Task objective — Across the entries below, how many lines include the word "Files"? Reply with only the number.

Data for this exercise —
- Opening Delimiter -
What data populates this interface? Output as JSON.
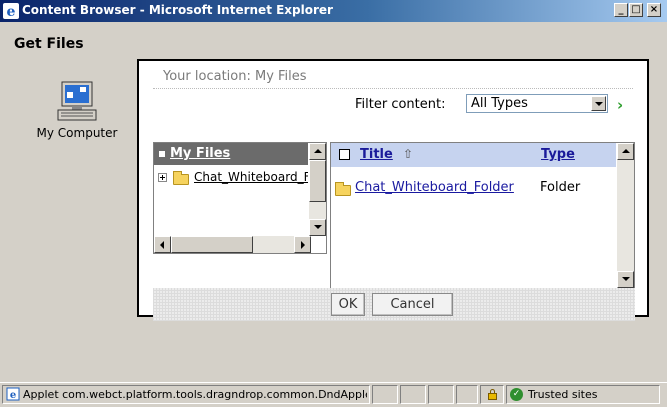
{
  "window": {
    "title": "Content Browser - Microsoft Internet Explorer",
    "controls": {
      "minimize": "_",
      "maximize": "□",
      "close": "×"
    }
  },
  "page": {
    "heading": "Get Files",
    "desktop_icon": {
      "label": "My Computer",
      "icon": "computer-icon"
    }
  },
  "dialog": {
    "location": "Your location: My Files",
    "filter": {
      "label": "Filter content:",
      "value": "All Types",
      "go_icon": "›"
    },
    "tree": {
      "root": "My Files",
      "items": [
        {
          "label": "Chat_Whiteboard_Folder",
          "icon": "folder-icon"
        }
      ]
    },
    "list": {
      "columns": {
        "title": "Title",
        "type": "Type",
        "sort_icon": "⇧"
      },
      "rows": [
        {
          "name": "Chat_Whiteboard_Folder",
          "type": "Folder",
          "icon": "folder-icon"
        }
      ]
    },
    "buttons": {
      "ok": "OK",
      "cancel": "Cancel"
    }
  },
  "statusbar": {
    "message": "Applet com.webct.platform.tools.dragndrop.common.DndApplet started",
    "zone": "Trusted sites"
  },
  "colors": {
    "titlebar": "#0a246a",
    "link": "#1a1aa0",
    "list_header": "#c6d3ef",
    "tree_header": "#6b6b6b"
  }
}
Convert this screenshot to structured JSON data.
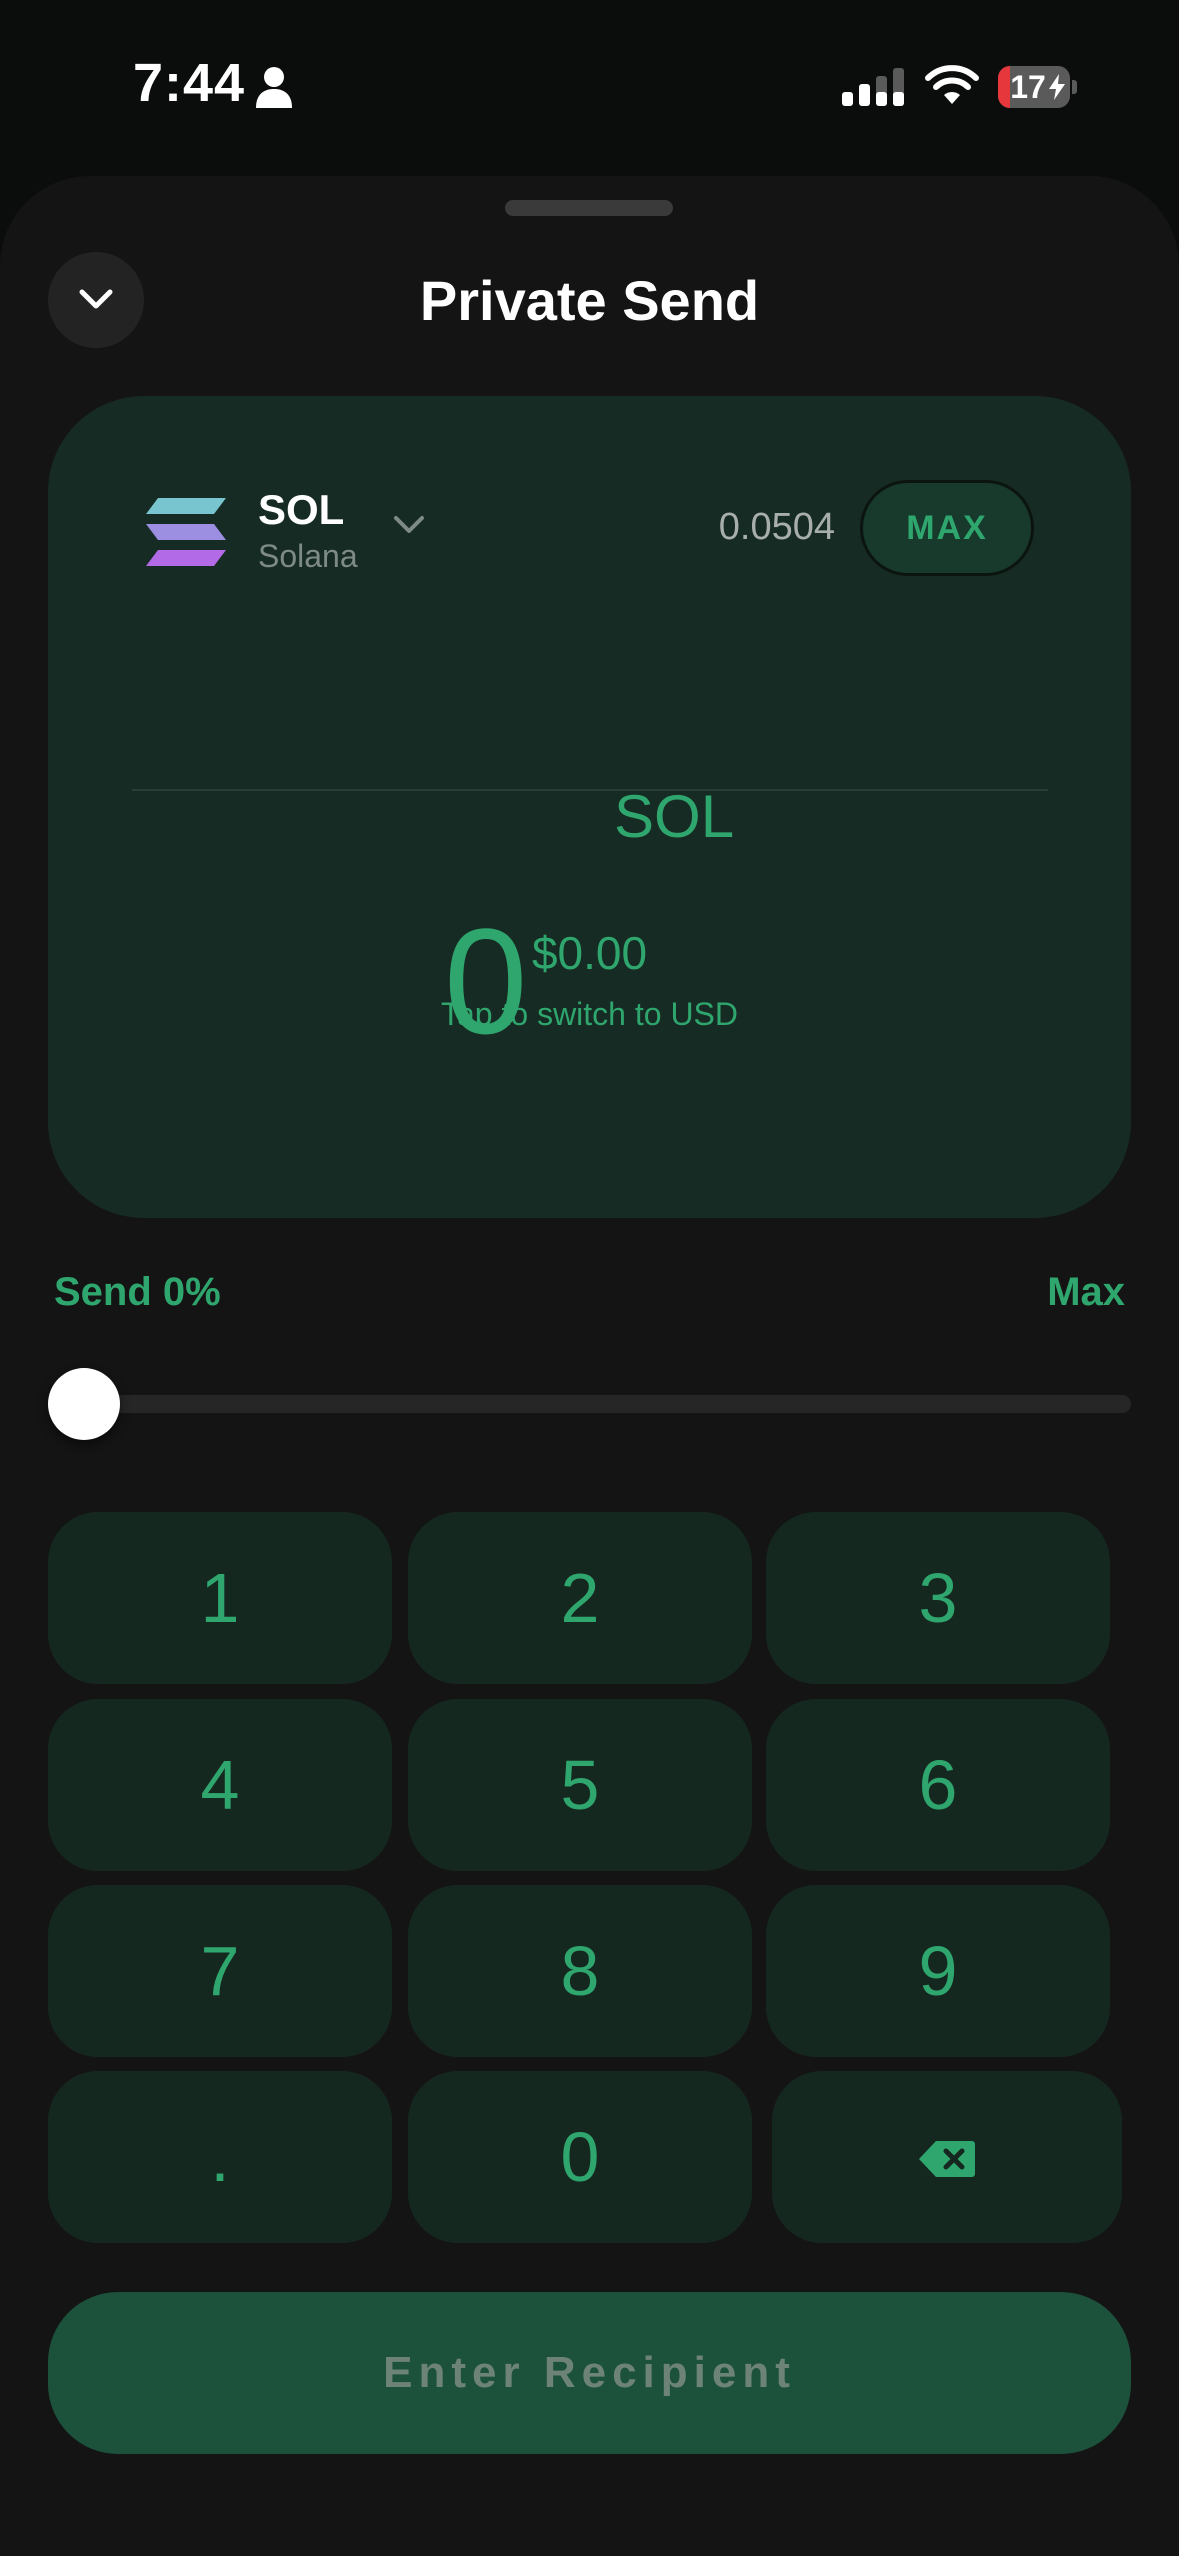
{
  "status_bar": {
    "time": "7:44",
    "battery_level": "17",
    "battery_fraction": 0.17,
    "icons": [
      "person-icon",
      "cellular-signal-icon",
      "wifi-icon",
      "battery-charging-icon"
    ]
  },
  "sheet": {
    "title": "Private Send",
    "close_icon": "chevron-down-icon"
  },
  "token": {
    "symbol": "SOL",
    "name": "Solana",
    "icon": "solana-logo",
    "balance": "0.0504",
    "max_label": "MAX"
  },
  "amount": {
    "value": "0",
    "unit": "SOL",
    "usd_value": "$0.00",
    "switch_hint": "Tap to switch to USD"
  },
  "slider": {
    "label": "Send 0%",
    "max_label": "Max",
    "fraction": 0.0
  },
  "keypad": {
    "keys": [
      "1",
      "2",
      "3",
      "4",
      "5",
      "6",
      "7",
      "8",
      "9",
      ".",
      "0"
    ],
    "backspace_icon": "backspace-icon"
  },
  "cta": {
    "label": "Enter Recipient"
  },
  "colors": {
    "accent": "#2fa66e",
    "card_bg": "#162b23",
    "key_bg": "#142820",
    "cta_bg": "#1c523c",
    "sheet_bg": "#141414"
  }
}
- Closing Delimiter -
Answer box — 3